### Task brief:
For each entry in the listing, produce an exact copy.

---

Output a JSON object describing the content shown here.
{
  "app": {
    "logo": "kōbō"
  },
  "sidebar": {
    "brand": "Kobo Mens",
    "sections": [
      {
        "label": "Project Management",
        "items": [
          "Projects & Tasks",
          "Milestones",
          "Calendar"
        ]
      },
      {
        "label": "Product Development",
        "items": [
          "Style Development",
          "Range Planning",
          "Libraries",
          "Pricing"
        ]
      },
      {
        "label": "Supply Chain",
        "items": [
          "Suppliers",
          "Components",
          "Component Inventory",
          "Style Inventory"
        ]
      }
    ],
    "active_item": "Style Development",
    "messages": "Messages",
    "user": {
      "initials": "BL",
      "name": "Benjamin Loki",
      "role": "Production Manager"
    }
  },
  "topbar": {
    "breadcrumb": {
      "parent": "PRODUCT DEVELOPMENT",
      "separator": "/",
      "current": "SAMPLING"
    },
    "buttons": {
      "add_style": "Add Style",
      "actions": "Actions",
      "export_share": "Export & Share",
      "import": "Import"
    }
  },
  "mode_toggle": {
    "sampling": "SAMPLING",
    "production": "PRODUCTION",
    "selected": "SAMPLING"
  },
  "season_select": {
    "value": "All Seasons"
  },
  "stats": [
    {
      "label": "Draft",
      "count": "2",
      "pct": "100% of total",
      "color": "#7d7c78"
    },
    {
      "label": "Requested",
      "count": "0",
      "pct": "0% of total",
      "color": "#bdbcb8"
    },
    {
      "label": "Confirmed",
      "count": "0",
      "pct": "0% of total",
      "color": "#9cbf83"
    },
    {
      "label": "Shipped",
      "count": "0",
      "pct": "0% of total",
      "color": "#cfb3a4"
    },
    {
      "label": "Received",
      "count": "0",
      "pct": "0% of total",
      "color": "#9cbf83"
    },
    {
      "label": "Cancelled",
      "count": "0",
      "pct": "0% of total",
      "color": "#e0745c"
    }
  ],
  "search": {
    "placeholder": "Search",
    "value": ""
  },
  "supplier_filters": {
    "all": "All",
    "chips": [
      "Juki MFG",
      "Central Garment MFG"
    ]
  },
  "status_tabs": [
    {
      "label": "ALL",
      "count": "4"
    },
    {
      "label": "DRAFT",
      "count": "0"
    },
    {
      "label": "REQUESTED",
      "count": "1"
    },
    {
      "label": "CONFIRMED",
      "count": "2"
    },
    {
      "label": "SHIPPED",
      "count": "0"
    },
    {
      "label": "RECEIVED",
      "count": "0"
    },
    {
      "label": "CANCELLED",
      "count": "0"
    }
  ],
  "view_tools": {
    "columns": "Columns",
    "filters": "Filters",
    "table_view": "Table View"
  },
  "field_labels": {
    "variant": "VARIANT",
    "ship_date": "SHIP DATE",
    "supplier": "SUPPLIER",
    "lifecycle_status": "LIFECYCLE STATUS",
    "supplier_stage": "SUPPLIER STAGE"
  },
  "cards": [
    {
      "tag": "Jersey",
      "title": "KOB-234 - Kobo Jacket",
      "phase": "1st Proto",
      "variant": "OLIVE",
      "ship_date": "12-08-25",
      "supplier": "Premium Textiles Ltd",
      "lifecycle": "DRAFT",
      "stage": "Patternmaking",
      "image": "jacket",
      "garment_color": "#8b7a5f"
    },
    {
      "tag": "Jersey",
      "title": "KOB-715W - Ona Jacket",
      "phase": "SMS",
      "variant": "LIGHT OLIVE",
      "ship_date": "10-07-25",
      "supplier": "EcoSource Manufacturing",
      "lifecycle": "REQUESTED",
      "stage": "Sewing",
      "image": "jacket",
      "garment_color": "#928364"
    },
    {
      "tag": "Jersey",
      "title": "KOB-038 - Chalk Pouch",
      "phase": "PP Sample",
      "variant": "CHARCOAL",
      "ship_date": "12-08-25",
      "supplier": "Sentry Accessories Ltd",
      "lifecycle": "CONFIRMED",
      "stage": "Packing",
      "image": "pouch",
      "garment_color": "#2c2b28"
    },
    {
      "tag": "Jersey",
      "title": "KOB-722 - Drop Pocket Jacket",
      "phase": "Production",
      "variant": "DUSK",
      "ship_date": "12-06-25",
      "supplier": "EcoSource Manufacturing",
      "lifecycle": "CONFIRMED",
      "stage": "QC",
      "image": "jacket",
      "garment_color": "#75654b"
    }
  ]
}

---

### Response to this task:
Output a JSON object describing the content shown here.
{
  "app": {
    "logo": "kōbō"
  },
  "sidebar": {
    "brand": "Kobo Mens",
    "sections": [
      {
        "label": "Project Management",
        "items": [
          "Projects & Tasks",
          "Milestones",
          "Calendar"
        ]
      },
      {
        "label": "Product Development",
        "items": [
          "Style Development",
          "Range Planning",
          "Libraries",
          "Pricing"
        ]
      },
      {
        "label": "Supply Chain",
        "items": [
          "Suppliers",
          "Components",
          "Component Inventory",
          "Style Inventory"
        ]
      }
    ],
    "active_item": "Style Development",
    "messages": "Messages",
    "user": {
      "initials": "BL",
      "name": "Benjamin Loki",
      "role": "Production Manager"
    }
  },
  "topbar": {
    "breadcrumb": {
      "parent": "PRODUCT DEVELOPMENT",
      "separator": "/",
      "current": "SAMPLING"
    },
    "buttons": {
      "add_style": "Add Style",
      "actions": "Actions",
      "export_share": "Export & Share",
      "import": "Import"
    }
  },
  "mode_toggle": {
    "sampling": "SAMPLING",
    "production": "PRODUCTION",
    "selected": "SAMPLING"
  },
  "season_select": {
    "value": "All Seasons"
  },
  "stats": [
    {
      "label": "Draft",
      "count": "2",
      "pct": "100% of total",
      "color": "#7d7c78"
    },
    {
      "label": "Requested",
      "count": "0",
      "pct": "0% of total",
      "color": "#bdbcb8"
    },
    {
      "label": "Confirmed",
      "count": "0",
      "pct": "0% of total",
      "color": "#9cbf83"
    },
    {
      "label": "Shipped",
      "count": "0",
      "pct": "0% of total",
      "color": "#cfb3a4"
    },
    {
      "label": "Received",
      "count": "0",
      "pct": "0% of total",
      "color": "#9cbf83"
    },
    {
      "label": "Cancelled",
      "count": "0",
      "pct": "0% of total",
      "color": "#e0745c"
    }
  ],
  "search": {
    "placeholder": "Search",
    "value": ""
  },
  "supplier_filters": {
    "all": "All",
    "chips": [
      "Juki MFG",
      "Central Garment MFG"
    ]
  },
  "status_tabs": [
    {
      "label": "ALL",
      "count": "4"
    },
    {
      "label": "DRAFT",
      "count": "0"
    },
    {
      "label": "REQUESTED",
      "count": "1"
    },
    {
      "label": "CONFIRMED",
      "count": "2"
    },
    {
      "label": "SHIPPED",
      "count": "0"
    },
    {
      "label": "RECEIVED",
      "count": "0"
    },
    {
      "label": "CANCELLED",
      "count": "0"
    }
  ],
  "view_tools": {
    "columns": "Columns",
    "filters": "Filters",
    "table_view": "Table View"
  },
  "field_labels": {
    "variant": "VARIANT",
    "ship_date": "SHIP DATE",
    "supplier": "SUPPLIER",
    "lifecycle_status": "LIFECYCLE STATUS",
    "supplier_stage": "SUPPLIER STAGE"
  },
  "cards": [
    {
      "tag": "Jersey",
      "title": "KOB-234 - Kobo Jacket",
      "phase": "1st Proto",
      "variant": "OLIVE",
      "ship_date": "12-08-25",
      "supplier": "Premium Textiles Ltd",
      "lifecycle": "DRAFT",
      "stage": "Patternmaking",
      "image": "jacket",
      "garment_color": "#8b7a5f"
    },
    {
      "tag": "Jersey",
      "title": "KOB-715W - Ona Jacket",
      "phase": "SMS",
      "variant": "LIGHT OLIVE",
      "ship_date": "10-07-25",
      "supplier": "EcoSource Manufacturing",
      "lifecycle": "REQUESTED",
      "stage": "Sewing",
      "image": "jacket",
      "garment_color": "#928364"
    },
    {
      "tag": "Jersey",
      "title": "KOB-038 - Chalk Pouch",
      "phase": "PP Sample",
      "variant": "CHARCOAL",
      "ship_date": "12-08-25",
      "supplier": "Sentry Accessories Ltd",
      "lifecycle": "CONFIRMED",
      "stage": "Packing",
      "image": "pouch",
      "garment_color": "#2c2b28"
    },
    {
      "tag": "Jersey",
      "title": "KOB-722 - Drop Pocket Jacket",
      "phase": "Production",
      "variant": "DUSK",
      "ship_date": "12-06-25",
      "supplier": "EcoSource Manufacturing",
      "lifecycle": "CONFIRMED",
      "stage": "QC",
      "image": "jacket",
      "garment_color": "#75654b"
    }
  ]
}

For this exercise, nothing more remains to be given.